DIRECTIONS FOR THIS TASK
Give back the whole listing exactly as shown.

RECORDED INFORMATION START

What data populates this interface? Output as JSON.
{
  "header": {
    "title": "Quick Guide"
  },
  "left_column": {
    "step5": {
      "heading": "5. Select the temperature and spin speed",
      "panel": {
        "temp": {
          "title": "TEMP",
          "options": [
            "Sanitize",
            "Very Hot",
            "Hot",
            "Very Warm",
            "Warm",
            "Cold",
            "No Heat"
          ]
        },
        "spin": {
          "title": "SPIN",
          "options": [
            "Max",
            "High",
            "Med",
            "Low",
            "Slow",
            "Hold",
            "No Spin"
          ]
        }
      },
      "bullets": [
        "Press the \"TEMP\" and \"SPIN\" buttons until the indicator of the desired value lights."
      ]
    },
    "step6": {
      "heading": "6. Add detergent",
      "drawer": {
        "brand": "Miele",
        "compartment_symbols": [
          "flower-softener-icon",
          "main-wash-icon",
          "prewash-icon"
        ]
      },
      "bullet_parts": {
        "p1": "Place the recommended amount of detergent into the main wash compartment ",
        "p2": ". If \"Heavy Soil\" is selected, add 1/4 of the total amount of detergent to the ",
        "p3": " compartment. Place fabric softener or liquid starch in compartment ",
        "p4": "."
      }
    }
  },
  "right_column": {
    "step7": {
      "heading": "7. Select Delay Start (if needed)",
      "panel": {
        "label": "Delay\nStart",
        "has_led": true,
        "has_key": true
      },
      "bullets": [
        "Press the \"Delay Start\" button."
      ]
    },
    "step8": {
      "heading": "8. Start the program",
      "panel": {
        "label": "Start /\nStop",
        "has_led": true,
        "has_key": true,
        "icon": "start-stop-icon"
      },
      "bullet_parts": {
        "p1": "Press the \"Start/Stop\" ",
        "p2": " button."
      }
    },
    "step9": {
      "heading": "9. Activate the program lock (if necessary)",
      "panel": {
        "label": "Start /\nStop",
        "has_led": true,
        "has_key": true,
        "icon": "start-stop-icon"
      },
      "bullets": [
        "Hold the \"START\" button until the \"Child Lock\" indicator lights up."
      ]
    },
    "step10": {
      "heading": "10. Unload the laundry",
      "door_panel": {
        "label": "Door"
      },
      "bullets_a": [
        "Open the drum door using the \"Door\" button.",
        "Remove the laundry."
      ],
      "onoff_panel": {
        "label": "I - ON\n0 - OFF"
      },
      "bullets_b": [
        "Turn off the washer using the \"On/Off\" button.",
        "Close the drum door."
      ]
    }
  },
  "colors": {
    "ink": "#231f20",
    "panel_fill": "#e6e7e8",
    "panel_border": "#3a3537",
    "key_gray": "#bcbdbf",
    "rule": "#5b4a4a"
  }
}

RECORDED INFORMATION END

ANSWER FOR THIS EXERCISE
What data populates this interface? Output as JSON.
{
  "header": {
    "title": "Quick Guide"
  },
  "left_column": {
    "step5": {
      "heading": "5. Select the temperature and spin speed",
      "panel": {
        "temp": {
          "title": "TEMP",
          "options": [
            "Sanitize",
            "Very Hot",
            "Hot",
            "Very Warm",
            "Warm",
            "Cold",
            "No Heat"
          ]
        },
        "spin": {
          "title": "SPIN",
          "options": [
            "Max",
            "High",
            "Med",
            "Low",
            "Slow",
            "Hold",
            "No Spin"
          ]
        }
      },
      "bullets": [
        "Press the \"TEMP\" and \"SPIN\" buttons until the indicator of the desired value lights."
      ]
    },
    "step6": {
      "heading": "6. Add detergent",
      "drawer": {
        "brand": "Miele",
        "compartment_symbols": [
          "flower-softener-icon",
          "main-wash-icon",
          "prewash-icon"
        ]
      },
      "bullet_parts": {
        "p1": "Place the recommended amount of detergent into the main wash compartment ",
        "p2": ". If \"Heavy Soil\" is selected, add 1/4 of the total amount of detergent to the ",
        "p3": " compartment. Place fabric softener or liquid starch in compartment ",
        "p4": "."
      }
    }
  },
  "right_column": {
    "step7": {
      "heading": "7. Select Delay Start (if needed)",
      "panel": {
        "label": "Delay\nStart",
        "has_led": true,
        "has_key": true
      },
      "bullets": [
        "Press the \"Delay Start\" button."
      ]
    },
    "step8": {
      "heading": "8. Start the program",
      "panel": {
        "label": "Start /\nStop",
        "has_led": true,
        "has_key": true,
        "icon": "start-stop-icon"
      },
      "bullet_parts": {
        "p1": "Press the \"Start/Stop\" ",
        "p2": " button."
      }
    },
    "step9": {
      "heading": "9. Activate the program lock (if necessary)",
      "panel": {
        "label": "Start /\nStop",
        "has_led": true,
        "has_key": true,
        "icon": "start-stop-icon"
      },
      "bullets": [
        "Hold the \"START\" button until the \"Child Lock\" indicator lights up."
      ]
    },
    "step10": {
      "heading": "10. Unload the laundry",
      "door_panel": {
        "label": "Door"
      },
      "bullets_a": [
        "Open the drum door using the \"Door\" button.",
        "Remove the laundry."
      ],
      "onoff_panel": {
        "label": "I - ON\n0 - OFF"
      },
      "bullets_b": [
        "Turn off the washer using the \"On/Off\" button.",
        "Close the drum door."
      ]
    }
  },
  "colors": {
    "ink": "#231f20",
    "panel_fill": "#e6e7e8",
    "panel_border": "#3a3537",
    "key_gray": "#bcbdbf",
    "rule": "#5b4a4a"
  }
}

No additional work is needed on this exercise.